Jones said: ``This never should have happened. They sprayed [pepper spray] at me. Look how red my face is. None of us should have been in that courtroom. Not one.''
March 25, 1994|By Jeff Jacobs; Courant Staff Writer
Verbeek, who spoke on behalf of the players, said he was hit by a little pepper spray, but not to the extent of the others. Verbeek insisted the players didn't throw any punches.
``It wasn't a brawl. We were just trying to get out of there,'' Verbeek said. ``It was so confusing. They can paint the picture we were badly drunk but we weren't.
``They told us to leave. I guess we didn't leave fast enough.''
Verbeek said the bouncers pushed the players outside the nightclub into the mall.
``We weren't fighting. We weren't loud,'' Verbeek said.
When asked if he thought heshould have been arrested, Verbeek said no.
The Whalers were in a holding cell from 4 a.m. to 8 a.m. and spent the rest of the day, until their 5 p.m. release, in the courthouse. At the arraignment, bail was set at $250.
Verbeek said some other Whalers were in and out of Network duringthe night.
When the afternoon session resumed at 2 p.m., the Whalers' cases were delayed a few more hours because Judge Murphy, over Amigone's objection, decided to allow a TV camera and two photographers in the courtroom during the Whalers' hearing. But first, she wanted to hear a number of other cases to better clear the courtroom.
Asked what lesson was learned, Verbeek said: ``There was a 12 o'clock curfew. And we missed it. We embarrassed ourselves, our families, our organization. We let everyone down.''
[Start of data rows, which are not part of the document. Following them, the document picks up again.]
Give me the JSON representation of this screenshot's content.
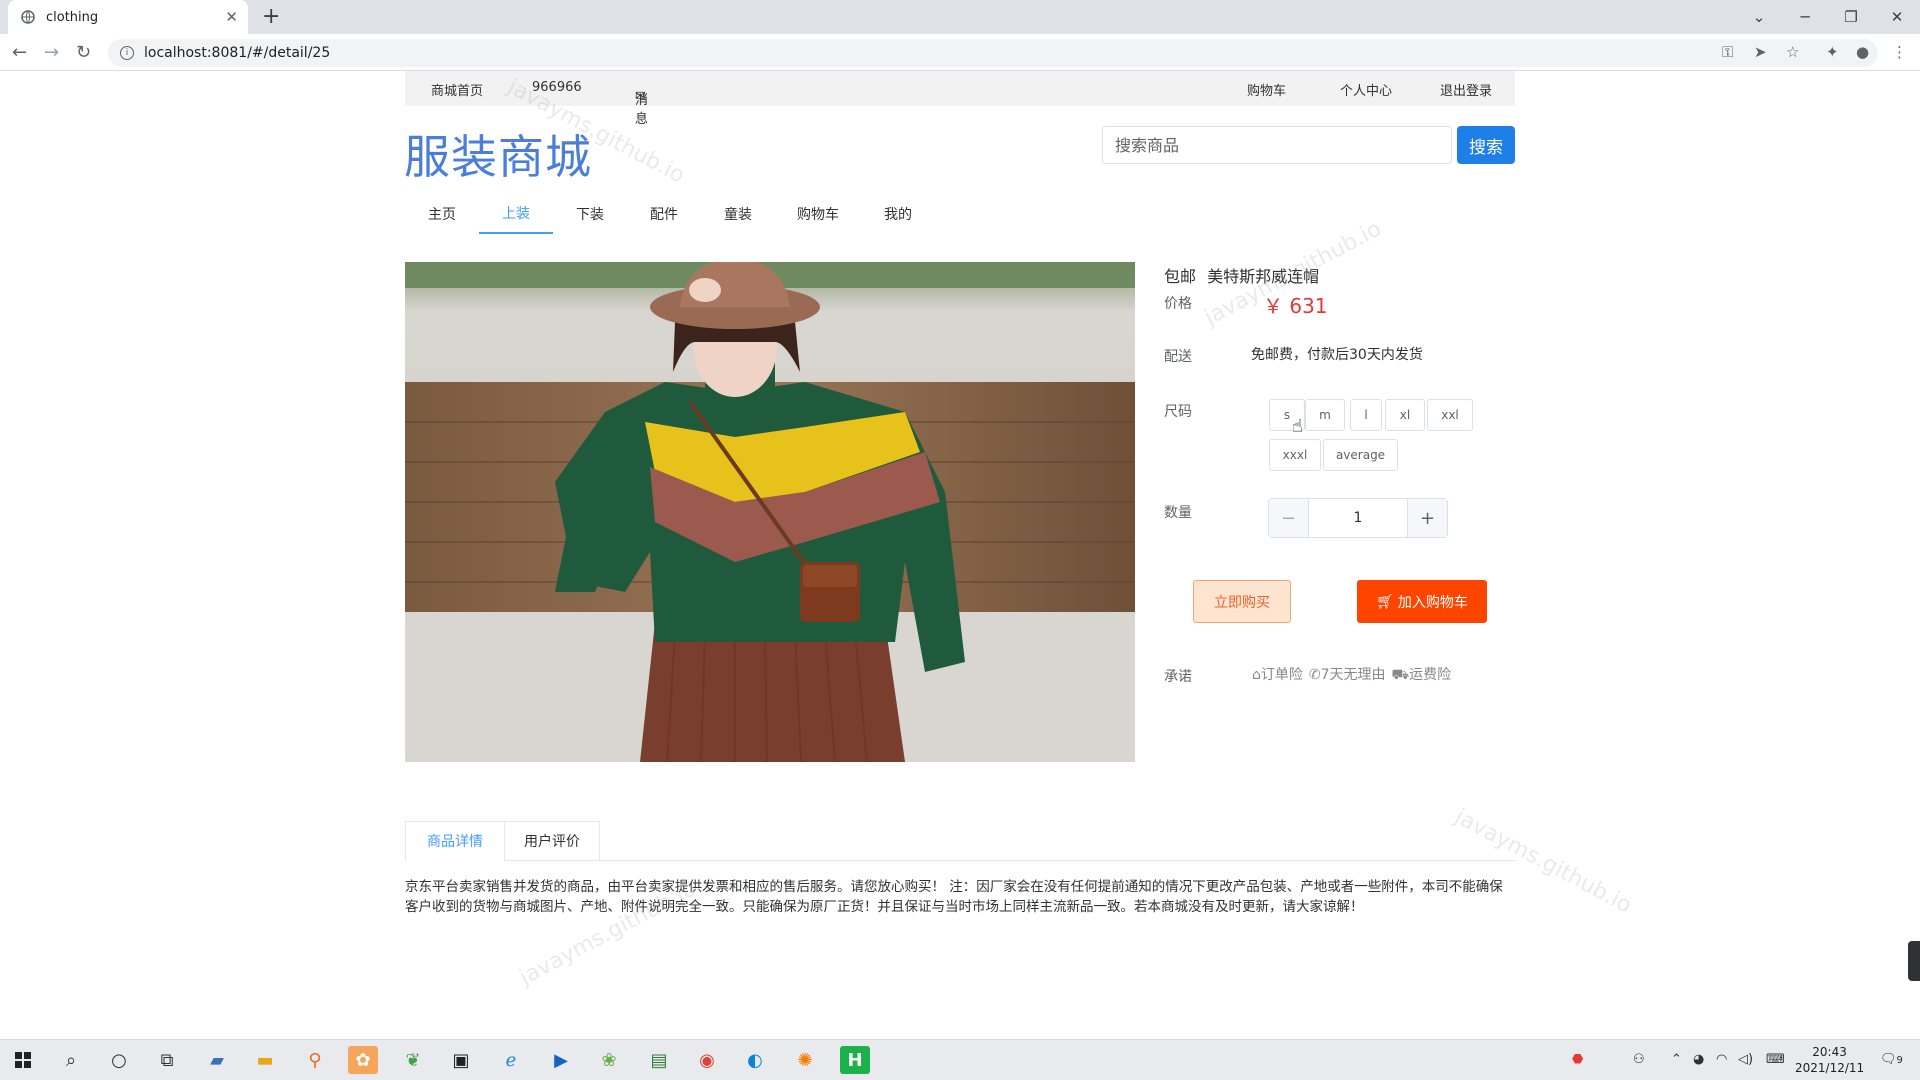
{
  "browser": {
    "tab_title": "clothing",
    "url": "localhost:8081/#/detail/25"
  },
  "topbar": {
    "home": "商城首页",
    "phone": "966966",
    "messages": "消息",
    "cart": "购物车",
    "profile": "个人中心",
    "logout": "退出登录"
  },
  "header": {
    "logo": "服装商城",
    "search_placeholder": "搜索商品",
    "search_button": "搜索"
  },
  "nav": {
    "items": [
      "主页",
      "上装",
      "下装",
      "配件",
      "童装",
      "购物车",
      "我的"
    ],
    "active": "上装"
  },
  "product": {
    "badge": "包邮",
    "name": "美特斯邦威连帽",
    "price_label": "价格",
    "price": "￥ 631",
    "delivery_label": "配送",
    "delivery_text": "免邮费，付款后30天内发货",
    "size_label": "尺码",
    "sizes": [
      "s",
      "m",
      "l",
      "xl",
      "xxl",
      "xxxl",
      "average"
    ],
    "qty_label": "数量",
    "qty_value": "1",
    "qty_minus": "−",
    "qty_plus": "+",
    "buy_now": "立即购买",
    "add_to_cart": "加入购物车",
    "promise_label": "承诺",
    "promises": [
      "订单险",
      "7天无理由",
      "运费险"
    ]
  },
  "tabs": {
    "detail": "商品详情",
    "reviews": "用户评价"
  },
  "description": "京东平台卖家销售并发货的商品，由平台卖家提供发票和相应的售后服务。请您放心购买！ 注：因厂家会在没有任何提前通知的情况下更改产品包装、产地或者一些附件，本司不能确保客户收到的货物与商城图片、产地、附件说明完全一致。只能确保为原厂正货！并且保证与当时市场上同样主流新品一致。若本商城没有及时更新，请大家谅解！",
  "watermark": "javayms.github.io",
  "taskbar": {
    "time": "20:43",
    "date": "2021/12/11",
    "notifications": "9"
  },
  "colors": {
    "accent": "#409eff",
    "price": "#e4393c",
    "cart_button": "#ff4400",
    "logo": "#4a7ed8"
  }
}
McGuire said the players will be disciplined, but the extent has not been determined. He said he will talk to Gordon and general manager Paul Holmgren, both in New York for league meetings, on whether the six will play tonight in Buffalo.
Although Pronger's underage presence in a bar was never discussed, Diina said that remains a question to be pursued by the State Liquor Authority.
McCarthy said he went to the Sabres' home game and later watched the Los Angeles Kings' game on satellite in another establishment.
``I stopped in [Network] for a beer on the way back to the hotel,'' McCarthy said. ``I ordered a beer and saw a couple of players. I should have turned around and walked out.
``I stepped over the line. I went over to talk to the guys. It was bad misjudgment. A big mistake. It's embarrassing for myself, my family and my organization. It's a nightmare that just doesn't end. I should have known better. I'm not going to lie. It was a bad, bad decision. I can only hope this one mistake doesn't hurt my career.''
"The Hand is fine, I got a shot of chromosone yesterday." John Kordic on the status of his hand.
"Let's get out of this sh*thole."
Phil Esposito, on Winnipeg, after Team Canada lost game 3 of the 1972 series to the Russians.